With like-minded professionals, he registered the Film Industry for Rights & Equality as a non-profit society
He is now working towards improving the conditions of the Alemaari (nomadic) community
Chetan took the initiative of establishing FIRE to look out for the safety of women in the Kannada film industry. When this proposal was made, some members of the Kannada film fraternity were not for it. People are still hesitant to talk about the issue. But at least now people are aware that they can't get away with any kind of exploitation against women.
Chetan Ahimsa spent the first 23 years of his life in the US. He made regular trips to India during his summer vacations.
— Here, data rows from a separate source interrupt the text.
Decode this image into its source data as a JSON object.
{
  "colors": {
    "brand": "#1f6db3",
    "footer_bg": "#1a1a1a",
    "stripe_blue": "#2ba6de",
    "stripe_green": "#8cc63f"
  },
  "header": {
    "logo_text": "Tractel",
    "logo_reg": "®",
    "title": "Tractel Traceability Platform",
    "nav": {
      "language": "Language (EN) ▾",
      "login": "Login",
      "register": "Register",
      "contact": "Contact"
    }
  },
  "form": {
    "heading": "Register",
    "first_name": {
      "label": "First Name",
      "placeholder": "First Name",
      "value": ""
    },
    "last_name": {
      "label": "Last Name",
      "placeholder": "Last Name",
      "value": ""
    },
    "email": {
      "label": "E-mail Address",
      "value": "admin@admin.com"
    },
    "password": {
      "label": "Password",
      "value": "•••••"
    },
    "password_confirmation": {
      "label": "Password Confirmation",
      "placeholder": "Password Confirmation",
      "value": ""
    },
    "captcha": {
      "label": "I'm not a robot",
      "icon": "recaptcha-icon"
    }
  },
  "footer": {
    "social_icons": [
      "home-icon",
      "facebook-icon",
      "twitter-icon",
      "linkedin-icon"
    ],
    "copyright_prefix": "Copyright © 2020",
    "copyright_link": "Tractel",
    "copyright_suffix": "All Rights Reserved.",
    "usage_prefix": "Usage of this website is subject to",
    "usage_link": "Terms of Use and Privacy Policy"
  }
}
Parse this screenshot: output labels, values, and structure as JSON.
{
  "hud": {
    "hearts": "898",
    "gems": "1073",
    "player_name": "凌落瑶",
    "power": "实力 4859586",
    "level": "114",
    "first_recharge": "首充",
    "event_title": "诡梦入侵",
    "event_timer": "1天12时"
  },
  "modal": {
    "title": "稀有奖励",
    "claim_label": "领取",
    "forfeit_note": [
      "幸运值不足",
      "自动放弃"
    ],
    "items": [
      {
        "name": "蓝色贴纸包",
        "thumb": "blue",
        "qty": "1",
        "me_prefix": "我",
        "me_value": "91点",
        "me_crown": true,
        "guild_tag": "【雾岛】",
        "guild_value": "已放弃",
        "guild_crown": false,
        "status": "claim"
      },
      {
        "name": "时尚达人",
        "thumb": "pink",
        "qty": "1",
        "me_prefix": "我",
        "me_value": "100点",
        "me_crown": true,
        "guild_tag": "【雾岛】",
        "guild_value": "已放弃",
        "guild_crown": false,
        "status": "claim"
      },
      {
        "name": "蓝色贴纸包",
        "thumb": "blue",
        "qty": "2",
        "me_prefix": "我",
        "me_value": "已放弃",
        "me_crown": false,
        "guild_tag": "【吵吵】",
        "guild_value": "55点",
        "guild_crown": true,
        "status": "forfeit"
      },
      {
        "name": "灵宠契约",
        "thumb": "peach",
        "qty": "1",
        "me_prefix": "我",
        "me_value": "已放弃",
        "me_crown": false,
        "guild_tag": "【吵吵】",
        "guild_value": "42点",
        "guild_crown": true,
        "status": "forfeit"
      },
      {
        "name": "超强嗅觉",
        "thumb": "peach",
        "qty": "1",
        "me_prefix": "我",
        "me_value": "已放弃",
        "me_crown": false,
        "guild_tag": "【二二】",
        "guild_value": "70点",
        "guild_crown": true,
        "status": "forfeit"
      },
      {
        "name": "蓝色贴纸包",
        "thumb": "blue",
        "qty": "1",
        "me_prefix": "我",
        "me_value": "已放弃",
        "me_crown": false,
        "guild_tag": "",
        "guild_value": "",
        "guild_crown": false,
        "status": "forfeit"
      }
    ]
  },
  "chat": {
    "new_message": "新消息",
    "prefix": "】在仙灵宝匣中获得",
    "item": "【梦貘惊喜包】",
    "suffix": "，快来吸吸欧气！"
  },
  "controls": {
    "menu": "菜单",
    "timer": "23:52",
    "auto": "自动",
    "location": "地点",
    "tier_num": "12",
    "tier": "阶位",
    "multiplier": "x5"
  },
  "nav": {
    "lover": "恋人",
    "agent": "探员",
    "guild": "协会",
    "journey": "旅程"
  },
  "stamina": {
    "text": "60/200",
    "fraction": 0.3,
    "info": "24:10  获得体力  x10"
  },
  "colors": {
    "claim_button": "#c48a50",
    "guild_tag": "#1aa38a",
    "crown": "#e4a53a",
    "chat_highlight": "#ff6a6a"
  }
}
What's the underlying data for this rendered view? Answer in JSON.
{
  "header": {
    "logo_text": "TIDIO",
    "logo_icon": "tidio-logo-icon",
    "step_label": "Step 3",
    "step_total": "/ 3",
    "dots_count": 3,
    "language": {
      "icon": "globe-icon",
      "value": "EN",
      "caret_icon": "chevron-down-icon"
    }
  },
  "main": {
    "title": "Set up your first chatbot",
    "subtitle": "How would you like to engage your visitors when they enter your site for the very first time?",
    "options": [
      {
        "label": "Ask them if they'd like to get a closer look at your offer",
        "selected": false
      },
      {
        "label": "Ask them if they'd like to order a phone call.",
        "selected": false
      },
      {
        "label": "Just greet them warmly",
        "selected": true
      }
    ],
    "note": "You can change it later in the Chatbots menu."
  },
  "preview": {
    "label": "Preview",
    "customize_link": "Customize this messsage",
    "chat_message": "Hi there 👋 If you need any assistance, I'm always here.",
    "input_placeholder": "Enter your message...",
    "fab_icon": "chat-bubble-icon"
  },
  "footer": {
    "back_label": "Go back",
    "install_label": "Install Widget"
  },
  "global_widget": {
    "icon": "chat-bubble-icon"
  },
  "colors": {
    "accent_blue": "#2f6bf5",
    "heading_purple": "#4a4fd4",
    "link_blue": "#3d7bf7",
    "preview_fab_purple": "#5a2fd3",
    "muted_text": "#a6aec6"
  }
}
Thus, Karnataka and Kannada played an integral role in shaping his understanding and identity.
“I was more than just hyphenated from an American standpoint; I was a hybrid from a global perspective. As I matured, I began to comprehend the unjustified privileges I was a beneficiary of — in education, economics, health, parental love — in comparison to many of my Indian counterparts. I felt it my responsibility to dedicate my life to giving back,” he says.
While studying liberal arts at Yale University, he read about Medha Patkar and the Narmada Bachao Andolan. “She inspired me,” says Chetan.
In 2005, he rejected lucrative career options and came to India on a Fulbright Scholarship that required him to work in conjunction with the National School of Drama, Bengaluru and help engender social change through theatre.
His year-long project focused on directing socially conscious, gender-empowering plays with Karnataka’s villagers, specifically women. To get a grassroots performance understanding, he travelled across the state from Old Mysore to Karavali to North Karnataka with Kannada theatre groups, worked with street theatre groups in Bengaluru, and interviewed and interacted with altruistic theatre personalities. He then spent months in Gundlupet and Begur in Chamarajanagar district, writing and directing Kannada plays that questioned practices such as dowry. “Village women enacted the roles, and the plays were performed in front of local crowds,” he says.
While he explored the wonders of Karnataka, a stark reality struck him — inequity based on class, caste, gender, region, and language. “I understood that what our state and nation required were non-violent initiatives to establish equality, social justice, and scientific temperament. To accomplish this, I would have to begin at the very bottom. I decided to enter Kannada cinema since I could continue my artistic pursuits, make ends meet, and importantly, connect with people across Karnataka,” he says.
After a couple of successful films (Aa Dinagalu was a hit), his work began to spread across the state. Subsequently, he began taking up the cause of Adivasis, Dalits, farmers, labourers, women, and students, leading protests through mobilisation, sit-ins, television interviews, and published articles. Chetan is now working towards improving the conditions of the Alemari (nomadic) community. “Over the past year, I have visited their colonies in Bidar, Kalaburagi, Yadagir, Ballari, and Chitradurga, finding them homes with the help of the district administration,” he says.
Chetan founded Film Industry for Rights and Equity (FIRE) in March 2017. It was a television sting that triggered the idea. “In mid-2014, a popular 24-hour news source did a sting to expose the dark underbelly of the Kannada film industry, revealing how sexual harassment continues to manifest through the casting couch. Up to that point, I had understood this gross reality through informal interactions with women colleagues. What was most shocking was what happened in the aftermath of the story: complete silence from the film fraternity,” he says.
Chetan wrote an article on how to institutionally remove sexual harassment from the film industry. He later approached members in positions of power to take up this cause. “They not only dismissed my suggestions but also denied the existence of the casting couch in our industry. The industry desperately needed a movement for gender equality,” he says.
With like-minded professionals, he registered the Film Industry for Rights & Equality (FIRE) as a non-profit society. “I founded FIRE as an independent, industry body that takes up the struggles of three neglected groups: women, workers, and writers,” he says. Actor Sruthi Hariharan, co-founder of FIRE says, “He has inspired me and many to fight for what is right. And I think to achieve a clean and safe environment, we need more men like Chetan.”
Kavitha Lankesh, also a co-founder, adds, “When this proposal was made, some members of the Kannada film fraternity were not for it. People are still hesitant to talk about the issue. But at least now, people are aware that they can’t get away with any kind of exploitation against women.”